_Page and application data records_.
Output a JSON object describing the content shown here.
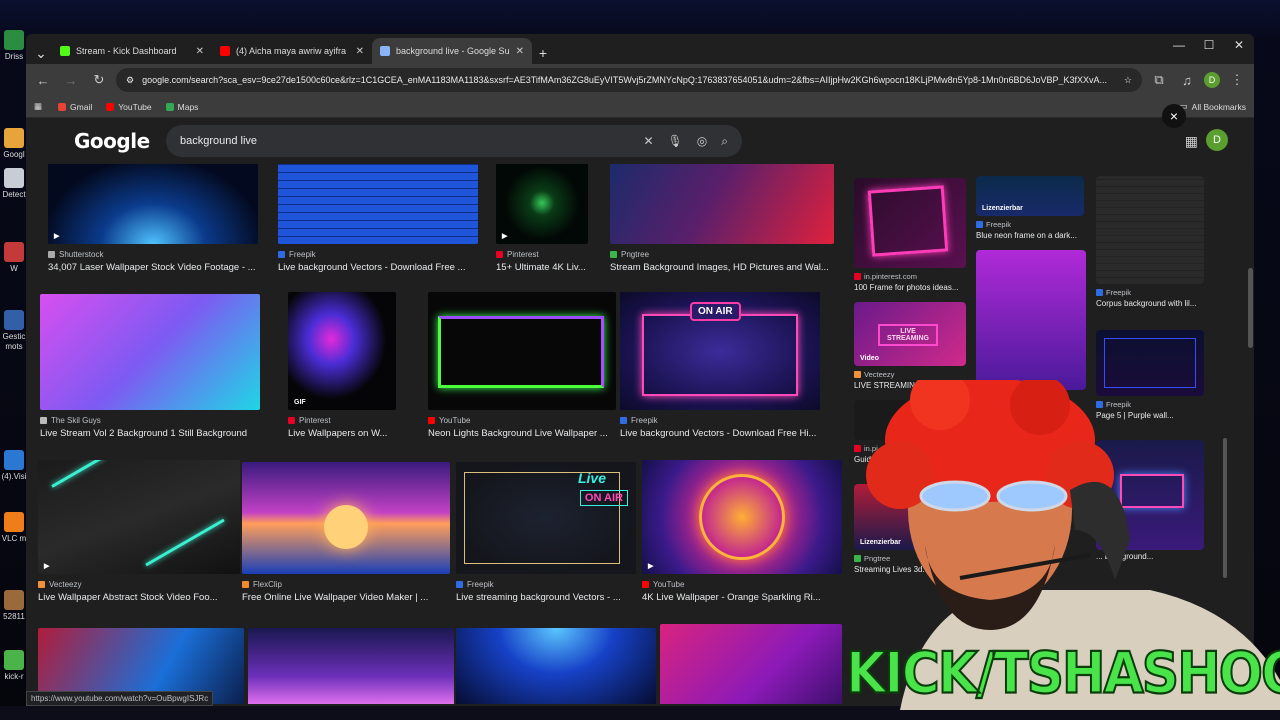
{
  "desktop": {
    "icons": [
      {
        "label": "Driss",
        "color": "#2a8d3f"
      },
      {
        "label": "Googl",
        "color": "#e8a33a"
      },
      {
        "label": "Detect",
        "color": "#c8ccd4"
      },
      {
        "label": "W",
        "color": "#c43a3a"
      },
      {
        "label": "Gestic mots",
        "color": "#335ea8"
      },
      {
        "label": "(4).Visi",
        "color": "#2a78d2"
      },
      {
        "label": "VLC m",
        "color": "#ee7d1a"
      },
      {
        "label": "52811",
        "color": "#9a6a3a"
      },
      {
        "label": "kick-r",
        "color": "#4ab34a"
      }
    ]
  },
  "browser": {
    "tabs": [
      {
        "label": "Stream - Kick Dashboard",
        "favicon_color": "#53fc18",
        "active": false
      },
      {
        "label": "(4) Aicha maya awriw ayifra",
        "favicon_color": "#ff0000",
        "active": false
      },
      {
        "label": "background live - Google Sucha",
        "favicon_color": "#8ab4f8",
        "active": true
      }
    ],
    "new_tab": "+",
    "url": "google.com/search?sca_esv=9ce27de1500c60ce&rlz=1C1GCEA_enMA1183MA1183&sxsrf=AE3TifMAm36ZG8uEyVIT5Wvj5rZMNYcNpQ:1763837654051&udm=2&fbs=AIIjpHw2KGh6wpocn18KLjPMw8n5Yp8-1Mn0n6BD6JoVBP_K3fXXvA...",
    "profile_initial": "D",
    "bookmarks": [
      {
        "label": "Gmail",
        "color": "#ea4335"
      },
      {
        "label": "YouTube",
        "color": "#ff0000"
      },
      {
        "label": "Maps",
        "color": "#34a853"
      }
    ],
    "all_bookmarks": "All Bookmarks",
    "status_url": "https://www.youtube.com/watch?v=OuBpwgISJRc"
  },
  "google": {
    "logo": "Google",
    "query": "background live",
    "profile_initial": "D"
  },
  "results": [
    {
      "source": "Shutterstock",
      "title": "34,007 Laser Wallpaper Stock Video Footage - ...",
      "color": "#aaaaaa",
      "bg": "radial-gradient(ellipse at 50% 100%,#4fc3ff 0,#0b3b8c 35%,#03091e 75%)"
    },
    {
      "source": "Freepik",
      "title": "Live background Vectors - Download Free ...",
      "color": "#2f6be2",
      "bg": "repeating-linear-gradient(0deg,#1f55d8 0 7px,#0f2f90 7px 8px),#1f55d8"
    },
    {
      "source": "Pinterest",
      "title": "15+ Ultimate 4K Liv...",
      "color": "#e60023",
      "bg": "radial-gradient(circle at 50% 50%,#35c75a 0,#0a3c16 20%,#020806 60%)"
    },
    {
      "source": "Pngtree",
      "title": "Stream Background Images, HD Pictures and Wal...",
      "color": "#39b54a",
      "bg": "linear-gradient(120deg,#1b2b6b 0,#5a1f6b 45%,#e0213c 100%)"
    },
    {
      "source": "The Skil Guys",
      "title": "Live Stream Vol 2 Background 1 Still Background",
      "color": "#bbbbbb",
      "bg": "linear-gradient(135deg,#d84ff0 0,#7d5af2 50%,#1fd6e6 100%)"
    },
    {
      "source": "Pinterest",
      "title": "Live Wallpapers on W...",
      "color": "#e60023",
      "bg": "radial-gradient(ellipse at 40% 40%,#e42ad8 0,#4a2dd6 25%,#050508 60%)"
    },
    {
      "source": "YouTube",
      "title": "Neon Lights Background Live Wallpaper ...",
      "color": "#ff0000",
      "bg": "#070707"
    },
    {
      "source": "Freepik",
      "title": "Live background Vectors - Download Free Hi...",
      "color": "#2f6be2",
      "bg": "radial-gradient(ellipse at 50% 50%,#3b2c9a 0,#1b1454 60%,#0c0a2a 100%)"
    },
    {
      "source": "Vecteezy",
      "title": "Live Wallpaper Abstract Stock Video Foo...",
      "color": "#f2913a",
      "bg": "linear-gradient(160deg,#1b1b1b 0,#2a2a2a 50%,#111 100%)"
    },
    {
      "source": "FlexClip",
      "title": "Free Online Live Wallpaper Video Maker | ...",
      "color": "#f08a2c",
      "bg": "linear-gradient(180deg,#391b7e 0,#c241c5 45%,#ff9e5a 55%,#1a3fb8 100%)"
    },
    {
      "source": "Freepik",
      "title": "Live streaming background Vectors - ...",
      "color": "#2f6be2",
      "bg": "radial-gradient(ellipse at 50% 50%,#1d2230 0,#14161c 70%)"
    },
    {
      "source": "YouTube",
      "title": "4K Live Wallpaper - Orange Sparkling Ri...",
      "color": "#ff0000",
      "bg": "radial-gradient(circle at 50% 50%,#ffae35 0,#c2268f 35%,#3a1a8a 70%,#14104a 100%)"
    },
    {
      "source": "",
      "title": "",
      "color": "#000",
      "bg": "linear-gradient(120deg,#b01d3a 0,#1a6fd8 60%,#0b1d4a 100%)"
    },
    {
      "source": "",
      "title": "",
      "color": "#000",
      "bg": "linear-gradient(180deg,#1a1850 0,#6a2fb8 60%,#ef79f5 100%)"
    },
    {
      "source": "",
      "title": "",
      "color": "#000",
      "bg": "radial-gradient(ellipse at 50% 0,#5cc7ff 0,#1742c8 40%,#050a2a 100%)"
    },
    {
      "source": "",
      "title": "",
      "color": "#000",
      "bg": "linear-gradient(135deg,#d9237f 0,#8c1ab8 60%,#3a0f6a 100%)"
    }
  ],
  "badges": {
    "gif": "GIF",
    "on_air": "ON AIR",
    "live": "Live",
    "video": "Video",
    "lizenzierbar": "Lizenzierbar"
  },
  "panel": {
    "close": "×",
    "items": [
      {
        "source": "in.pinterest.com",
        "title": "100 Frame for photos ideas...",
        "color": "#e60023"
      },
      {
        "source": "Freepik",
        "title": "Blue neon frame on a dark...",
        "color": "#2f6be2"
      },
      {
        "source": "Freepik",
        "title": "Corpus background with lil...",
        "color": "#2f6be2"
      },
      {
        "source": "Vecteezy",
        "title": "LIVE STREAMING NEON ...",
        "color": "#f2913a"
      },
      {
        "source": "Freepik",
        "title": "Page 5 | Purple wall...",
        "color": "#2f6be2"
      },
      {
        "source": "in.pi...",
        "title": "Guido To...",
        "color": "#e60023"
      },
      {
        "source": "Pngtree",
        "title": "Streaming Lives 3d...",
        "color": "#39b54a"
      },
      {
        "source": "",
        "title": "... background...",
        "color": "#000"
      }
    ],
    "live_streaming_sign": "LIVE STREAMING"
  },
  "overlay": "KICK/TSHASHOO"
}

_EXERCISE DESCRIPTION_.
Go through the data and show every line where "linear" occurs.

_ANSWER SECTION_.
      "bg": "repeating-linear-gradient(0deg,#1f55d8 0 7px,#0f2f90 7px 8px),#1f55d8"
      "bg": "linear-gradient(120deg,#1b2b6b 0,#5a1f6b 45%,#e0213c 100%)"
      "bg": "linear-gradient(135deg,#d84ff0 0,#7d5af2 50%,#1fd6e6 100%)"
      "bg": "linear-gradient(160deg,#1b1b1b 0,#2a2a2a 50%,#111 100%)"
      "bg": "linear-gradient(180deg,#391b7e 0,#c241c5 45%,#ff9e5a 55%,#1a3fb8 100%)"
      "bg": "linear-gradient(120deg,#b01d3a 0,#1a6fd8 60%,#0b1d4a 100%)"
      "bg": "linear-gradient(180deg,#1a1850 0,#6a2fb8 60%,#ef79f5 100%)"
      "bg": "linear-gradient(135deg,#d9237f 0,#8c1ab8 60%,#3a0f6a 100%)"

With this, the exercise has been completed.